Gold, silver and the USD Index didn’t do much in yesterday’s trading, but that was not the case with mining stocks. The divergence between gold stocks and gold was particularly visible and the implications are once again particularly important.
Let’s take a look at the charts, starting with the HUI Index:
The gold stocks’ reaction to the recent USD weakness and gold’s previous move higher has been weak for many days, but Monday’s session took the weakness to the extreme. Gold ended the session more or less unchanged and this lack of a continuation of the rally was enough for the HUI Index to erase almost the entire previous week of gains.
This could have been understandable if the general stock market had also declined substantially, pushing all stocks – including miners – much lower. However, that was not the case. Miners had no good reason to decline – and yet they did. It doesn’t get much clearer than that as far as the degrees of underperformance and weakness are concerned.
Please note that gold stocks declined right after the move to the combination of strong resistance lines and their reversal triggered a sell signal from the Stochastic Indicator. The implications are clearly bearish.
If the above wasn’t enough, the decline took place on big volume, while the previous daily upswings took place on low volume. The price-volume analysis clearly confirms that the July upswing was a counter-trend correction and that down is the true direction in which the market is heading.
Let’s keep in mind that the additional significant confirmation comes from the weekly volume readings, but it’s impact is present also today – and it will likely continue to be present in the following weeks:
The volume that we saw last week was extremely low, especially when compared to the sizes of previous volumes.
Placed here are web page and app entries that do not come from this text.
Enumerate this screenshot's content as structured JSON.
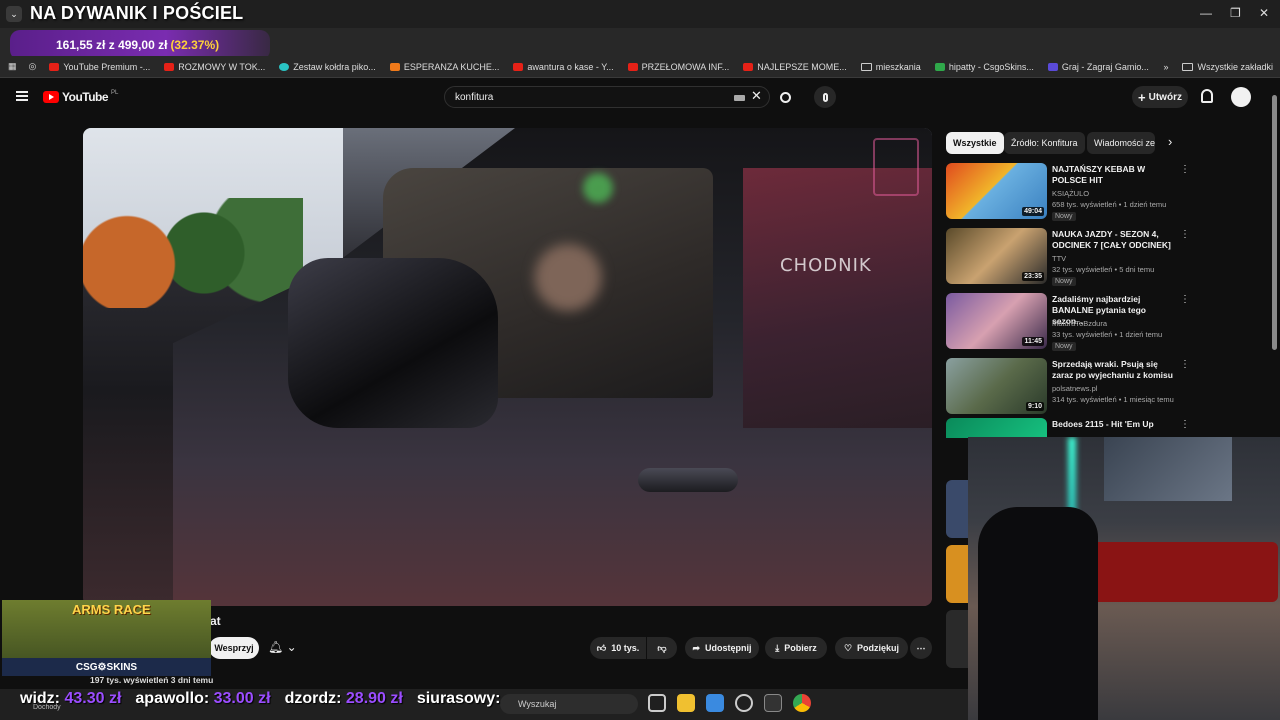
{
  "overlay": {
    "title": "NA DYWANIK I POŚCIEL",
    "donation_amount": "161,55 zł",
    "donation_separator": "z",
    "donation_goal": "499,00 zł",
    "donation_percent": "(32.37%)"
  },
  "window_controls": {
    "minimize": "—",
    "maximize": "❐",
    "close": "✕"
  },
  "bookmarks": [
    "YouTube Premium -...",
    "ROZMOWY W TOK...",
    "Zestaw kołdra piko...",
    "ESPERANZA KUCHE...",
    "awantura o kase - Y...",
    "PRZEŁOMOWA INF...",
    "NAJLEPSZE MOME...",
    "mieszkania",
    "hipatty - CsgoSkins...",
    "Graj - Zagraj Gamio..."
  ],
  "bookmarks_more": "»",
  "all_bookmarks": "Wszystkie zakładki",
  "youtube": {
    "logo": "YouTube",
    "country": "PL",
    "search_value": "konfitura",
    "create_label": "Utwórz"
  },
  "video": {
    "watermark": "CHODNIK",
    "title_fragment": "at",
    "subscribe_label": "Wesprzyj",
    "likes": "10 tys.",
    "share": "Udostępnij",
    "download": "Pobierz",
    "thanks": "Podziękuj",
    "more": "⋯"
  },
  "sidebar": {
    "chips": [
      "Wszystkie",
      "Źródło: Konfitura",
      "Wiadomości ze"
    ],
    "recommendations": [
      {
        "title": "NAJTAŃSZY KEBAB W POLSCE HIT",
        "channel": "KSIĄŻULO",
        "meta": "658 tys. wyświetleń • 1 dzień temu",
        "duration": "49:04",
        "badge": "Nowy",
        "thumb_color": "#d23a1e"
      },
      {
        "title": "NAUKA JAZDY - SEZON 4, ODCINEK 7 [CAŁY ODCINEK]",
        "channel": "TTV",
        "meta": "32 tys. wyświetleń • 5 dni temu",
        "duration": "23:35",
        "badge": "Nowy",
        "thumb_color": "#3a3020"
      },
      {
        "title": "Zadaliśmy najbardziej BANALNE pytania tego sezon...",
        "channel": "MaturaToBzdura",
        "meta": "33 tys. wyświetleń • 1 dzień temu",
        "duration": "11:45",
        "badge": "Nowy",
        "thumb_color": "#4a3a6a"
      },
      {
        "title": "Sprzedają wraki. Psują się zaraz po wyjechaniu z komisu",
        "channel": "polsatnews.pl",
        "meta": "314 tys. wyświetleń • 1 miesiąc temu",
        "duration": "9:10",
        "badge": "",
        "thumb_color": "#5b6a55"
      },
      {
        "title": "Bedoes 2115 - Hit 'Em Up",
        "channel": "",
        "meta": "",
        "duration": "",
        "badge": "",
        "thumb_color": "#0f6a4a"
      }
    ]
  },
  "promo": {
    "headline": "ARMS RACE",
    "brand": "CSG⚙SKINS"
  },
  "views_fragment": "197 tys. wyświetleń  3 dni temu",
  "ticker": [
    {
      "name": "widz:",
      "amount": "43.30 zł"
    },
    {
      "name": "apawollo:",
      "amount": "33.00 zł"
    },
    {
      "name": "dzordz:",
      "amount": "28.90 zł"
    },
    {
      "name": "siurasowy:",
      "amount": ""
    }
  ],
  "taskbar": {
    "search_placeholder": "Wyszukaj",
    "dochody": "Dochody"
  },
  "colors": {
    "yt_red": "#ff0000",
    "overlay_purple": "#7a2cb0",
    "ticker_amount": "#9b4dff"
  }
}
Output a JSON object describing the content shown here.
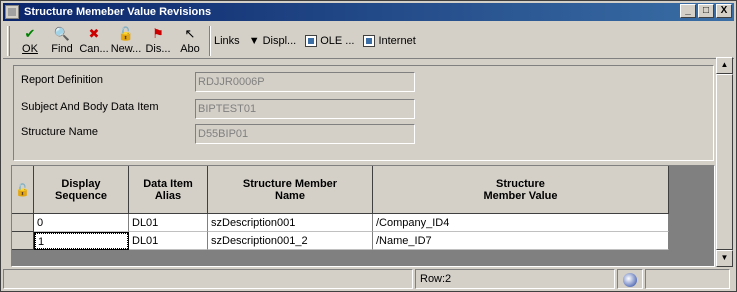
{
  "window": {
    "title": "Structure Memeber Value Revisions",
    "controls": [
      "_",
      "□",
      "X"
    ]
  },
  "toolbar": {
    "buttons": [
      {
        "label": "OK",
        "icon": "checkmark-icon",
        "glyph": "✔",
        "color": "#008000"
      },
      {
        "label": "Find",
        "icon": "find-icon",
        "glyph": "🔍",
        "color": "#000000"
      },
      {
        "label": "Can...",
        "icon": "cancel-icon",
        "glyph": "✖",
        "color": "#cc0000"
      },
      {
        "label": "New...",
        "icon": "new-icon",
        "glyph": "🔓",
        "color": "#000000"
      },
      {
        "label": "Dis...",
        "icon": "display-icon",
        "glyph": "⚑",
        "color": "#cc0000"
      },
      {
        "label": "Abo",
        "icon": "about-icon",
        "glyph": "↖",
        "color": "#000000"
      }
    ],
    "links": "Links",
    "display": "Displ...",
    "ole": "OLE ...",
    "internet": "Internet"
  },
  "form": {
    "report_definition": {
      "label": "Report Definition",
      "value": "RDJJR0006P"
    },
    "subject_body": {
      "label": "Subject And Body Data Item",
      "value": "BIPTEST01"
    },
    "structure_name": {
      "label": "Structure Name",
      "value": "D55BIP01"
    }
  },
  "grid": {
    "columns": [
      "Display\nSequence",
      "Data Item\nAlias",
      "Structure Member\nName",
      "Structure\nMember Value"
    ],
    "rows": [
      [
        "0",
        "DL01",
        "szDescription001",
        "/Company_ID4"
      ],
      [
        "1",
        "DL01",
        "szDescription001_2",
        "/Name_ID7"
      ]
    ]
  },
  "status": {
    "row": "Row:2"
  }
}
Theoretically, it’s a strong bearish sign as it shows that the buying power is next to non-existent.
We marked similar situations with red arrows – as you see, the weekly upswings that took place on very low volume were usually followed by huge declines. The only exception that we can see on the above chart (1 out of 5) is not quite comparable as it was the session right at the bottom and the current one is the second after the bottom, which changes a lot – the volume should be picking up right now, but it isn’t. Back in December 2013 it was the first candlestick of the rally – so the sellers might have given up and the buyers simply were able to push the market higher. Besides, trading is generally limited in the second half of December each year as it’s the holiday season.
So, it seems that in all comparable cases, huge declines followed the low-volume rallies in mining stocks – will this time be any different? It doesn’t seem likely. The efficiency of this signal alone is something that makes the outlook very bearish for the following weeks.
Summing up, the implications of the (lack of) action in mining stocks in the previous days and their decline yesterday are bearish. In fact, yesterday’s decline theoretically shouldn’t have taken place as no decline was seen either in either gold or the main stock indices. Yet, it was seen and it serves as a strong bearish confirmation of multiple other medium-term bearish signals that we’ve been discussing in our alerts. The medium-term outlook remains bearish and any strength here – if we see it at all – is likely to be only temporary.